What is required: Would you filter the listing below so that only lines with the word "icon" remain?

Excerpted data:
[Start of section]

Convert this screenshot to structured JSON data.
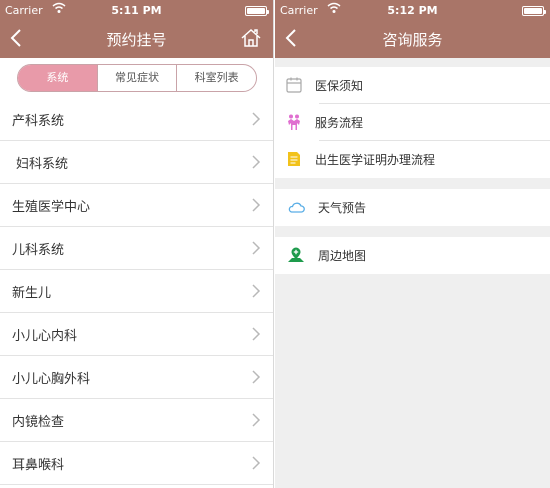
{
  "left": {
    "status": {
      "carrier": "Carrier",
      "time": "5:11 PM"
    },
    "title": "预约挂号",
    "segments": [
      "系统",
      "常见症状",
      "科室列表"
    ],
    "items": [
      "产科系统",
      "妇科系统",
      "生殖医学中心",
      "儿科系统",
      "新生儿",
      "小儿心内科",
      "小儿心胸外科",
      "内镜检查",
      "耳鼻喉科"
    ]
  },
  "right": {
    "status": {
      "carrier": "Carrier",
      "time": "5:12 PM"
    },
    "title": "咨询服务",
    "group1": [
      {
        "label": "医保须知",
        "icon": "calendar-icon"
      },
      {
        "label": "服务流程",
        "icon": "people-icon"
      },
      {
        "label": "出生医学证明办理流程",
        "icon": "document-icon"
      }
    ],
    "group2": [
      {
        "label": "天气预告",
        "icon": "cloud-icon"
      }
    ],
    "group3": [
      {
        "label": "周边地图",
        "icon": "map-pin-icon"
      }
    ]
  },
  "colors": {
    "header": "#a97568",
    "segment_active": "#e89aa9",
    "background": "#efefef"
  }
}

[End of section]

Task answer:
        "icon": "calendar-icon"
        "icon": "people-icon"
        "icon": "document-icon"
        "icon": "cloud-icon"
        "icon": "map-pin-icon"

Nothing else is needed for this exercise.